All of the entries below, duplicated exactly, make up the answer.

** Opening Exercise materials block **

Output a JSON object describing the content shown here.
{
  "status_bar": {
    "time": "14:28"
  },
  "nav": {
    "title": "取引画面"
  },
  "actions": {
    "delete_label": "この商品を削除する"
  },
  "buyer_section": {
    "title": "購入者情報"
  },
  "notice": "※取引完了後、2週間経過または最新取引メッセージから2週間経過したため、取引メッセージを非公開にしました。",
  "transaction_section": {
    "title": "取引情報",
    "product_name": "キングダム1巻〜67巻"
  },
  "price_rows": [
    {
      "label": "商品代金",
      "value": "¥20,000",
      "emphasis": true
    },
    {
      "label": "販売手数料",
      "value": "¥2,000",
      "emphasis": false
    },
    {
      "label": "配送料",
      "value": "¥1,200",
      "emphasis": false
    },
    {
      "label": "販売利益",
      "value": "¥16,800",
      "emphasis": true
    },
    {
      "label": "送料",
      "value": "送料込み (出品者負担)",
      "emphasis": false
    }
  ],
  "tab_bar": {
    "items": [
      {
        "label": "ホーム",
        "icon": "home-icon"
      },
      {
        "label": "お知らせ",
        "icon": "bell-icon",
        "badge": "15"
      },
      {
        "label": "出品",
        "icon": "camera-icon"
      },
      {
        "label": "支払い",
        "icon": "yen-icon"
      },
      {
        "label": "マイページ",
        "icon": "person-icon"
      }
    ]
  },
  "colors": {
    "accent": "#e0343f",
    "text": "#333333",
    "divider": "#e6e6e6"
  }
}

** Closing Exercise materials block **

• Your response:
Output a JSON object describing the content shown here.
{
  "status_bar": {
    "time": "14:28"
  },
  "nav": {
    "title": "取引画面"
  },
  "actions": {
    "delete_label": "この商品を削除する"
  },
  "buyer_section": {
    "title": "購入者情報"
  },
  "notice": "※取引完了後、2週間経過または最新取引メッセージから2週間経過したため、取引メッセージを非公開にしました。",
  "transaction_section": {
    "title": "取引情報",
    "product_name": "キングダム1巻〜67巻"
  },
  "price_rows": [
    {
      "label": "商品代金",
      "value": "¥20,000",
      "emphasis": true
    },
    {
      "label": "販売手数料",
      "value": "¥2,000",
      "emphasis": false
    },
    {
      "label": "配送料",
      "value": "¥1,200",
      "emphasis": false
    },
    {
      "label": "販売利益",
      "value": "¥16,800",
      "emphasis": true
    },
    {
      "label": "送料",
      "value": "送料込み (出品者負担)",
      "emphasis": false
    }
  ],
  "tab_bar": {
    "items": [
      {
        "label": "ホーム",
        "icon": "home-icon"
      },
      {
        "label": "お知らせ",
        "icon": "bell-icon",
        "badge": "15"
      },
      {
        "label": "出品",
        "icon": "camera-icon"
      },
      {
        "label": "支払い",
        "icon": "yen-icon"
      },
      {
        "label": "マイページ",
        "icon": "person-icon"
      }
    ]
  },
  "colors": {
    "accent": "#e0343f",
    "text": "#333333",
    "divider": "#e6e6e6"
  }
}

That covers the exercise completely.